The increase in value-added tax (VAT) on Greek islands has not paid off, according to comparative data examining VAT revenues at 20 island destinations, including the country’s two largest islands Crete and Evia, tabled in parliament last week.
Implemented in July and October last year, the VAT hikes on products and services — including transport, catering and accommodation — have failed to bring in the forecast revenue.
According to the figures tabled by conservative New Democracy party MP Εvangelos Basiakos, despite the increase in VAT, incoming revenue is lagging, demonstrating a significant reduction in consumption on the islands, thus leading to a decrease in turnover for local businesses and professionals.
Meanwhile, Greek Aegean islands with tourism growth and high per capita income saw a 30 percent VAT rise on all their goods and services as of October 1 last year, as a special reduced tax rate that was applicable until then was abolished.

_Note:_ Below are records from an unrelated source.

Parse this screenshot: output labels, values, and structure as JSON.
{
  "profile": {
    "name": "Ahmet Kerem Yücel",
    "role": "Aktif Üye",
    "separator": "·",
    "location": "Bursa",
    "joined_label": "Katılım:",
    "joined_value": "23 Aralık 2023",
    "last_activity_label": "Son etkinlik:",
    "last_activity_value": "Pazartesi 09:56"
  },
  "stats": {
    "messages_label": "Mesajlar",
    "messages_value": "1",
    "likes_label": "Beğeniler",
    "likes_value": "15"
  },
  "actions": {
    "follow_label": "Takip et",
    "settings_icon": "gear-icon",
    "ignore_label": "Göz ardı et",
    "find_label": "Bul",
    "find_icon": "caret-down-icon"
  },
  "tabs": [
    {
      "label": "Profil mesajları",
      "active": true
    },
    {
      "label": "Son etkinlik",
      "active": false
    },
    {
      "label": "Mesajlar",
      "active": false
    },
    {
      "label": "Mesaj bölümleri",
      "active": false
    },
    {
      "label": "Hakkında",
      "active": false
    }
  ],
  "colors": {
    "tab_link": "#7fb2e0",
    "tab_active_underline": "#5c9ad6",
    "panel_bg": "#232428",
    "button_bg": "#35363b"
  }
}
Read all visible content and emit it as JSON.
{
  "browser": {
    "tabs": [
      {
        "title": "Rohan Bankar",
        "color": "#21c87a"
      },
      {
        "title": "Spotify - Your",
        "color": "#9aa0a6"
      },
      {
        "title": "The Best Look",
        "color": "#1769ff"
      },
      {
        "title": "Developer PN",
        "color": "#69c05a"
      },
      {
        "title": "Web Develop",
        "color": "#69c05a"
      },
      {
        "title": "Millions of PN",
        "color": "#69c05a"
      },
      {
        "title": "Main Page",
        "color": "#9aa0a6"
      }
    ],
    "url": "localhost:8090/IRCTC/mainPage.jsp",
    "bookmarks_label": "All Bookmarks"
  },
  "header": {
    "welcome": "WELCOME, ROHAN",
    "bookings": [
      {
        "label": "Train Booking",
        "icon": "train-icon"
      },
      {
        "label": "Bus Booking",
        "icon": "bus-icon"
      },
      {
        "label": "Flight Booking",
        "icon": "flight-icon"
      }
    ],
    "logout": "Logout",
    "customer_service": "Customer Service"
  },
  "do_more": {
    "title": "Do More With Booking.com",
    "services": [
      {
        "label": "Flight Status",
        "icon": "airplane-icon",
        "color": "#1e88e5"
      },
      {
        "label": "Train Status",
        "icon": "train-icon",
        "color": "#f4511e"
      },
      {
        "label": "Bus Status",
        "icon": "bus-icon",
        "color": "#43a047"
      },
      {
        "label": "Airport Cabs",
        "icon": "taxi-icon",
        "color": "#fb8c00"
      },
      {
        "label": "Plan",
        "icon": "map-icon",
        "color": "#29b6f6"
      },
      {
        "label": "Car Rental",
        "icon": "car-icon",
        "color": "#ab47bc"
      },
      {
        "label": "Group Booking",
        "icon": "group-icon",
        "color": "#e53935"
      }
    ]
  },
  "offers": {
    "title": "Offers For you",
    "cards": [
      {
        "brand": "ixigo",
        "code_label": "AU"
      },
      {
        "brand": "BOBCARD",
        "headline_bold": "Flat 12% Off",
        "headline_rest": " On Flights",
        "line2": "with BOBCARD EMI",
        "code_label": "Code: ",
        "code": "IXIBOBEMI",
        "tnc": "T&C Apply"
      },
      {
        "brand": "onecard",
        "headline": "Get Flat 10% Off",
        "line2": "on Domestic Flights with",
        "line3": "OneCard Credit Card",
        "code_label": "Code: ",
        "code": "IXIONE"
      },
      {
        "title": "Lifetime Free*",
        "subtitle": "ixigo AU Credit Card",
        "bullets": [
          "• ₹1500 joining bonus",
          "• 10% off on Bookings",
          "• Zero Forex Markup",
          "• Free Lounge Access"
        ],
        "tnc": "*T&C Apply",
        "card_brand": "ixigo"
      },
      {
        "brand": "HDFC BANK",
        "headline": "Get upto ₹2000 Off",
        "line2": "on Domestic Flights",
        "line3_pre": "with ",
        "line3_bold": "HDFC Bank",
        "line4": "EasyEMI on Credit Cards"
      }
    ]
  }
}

Sector professionals had warned that the decision would lead to an economic slowdown and have consequences on the competitiveness of Greek tourism.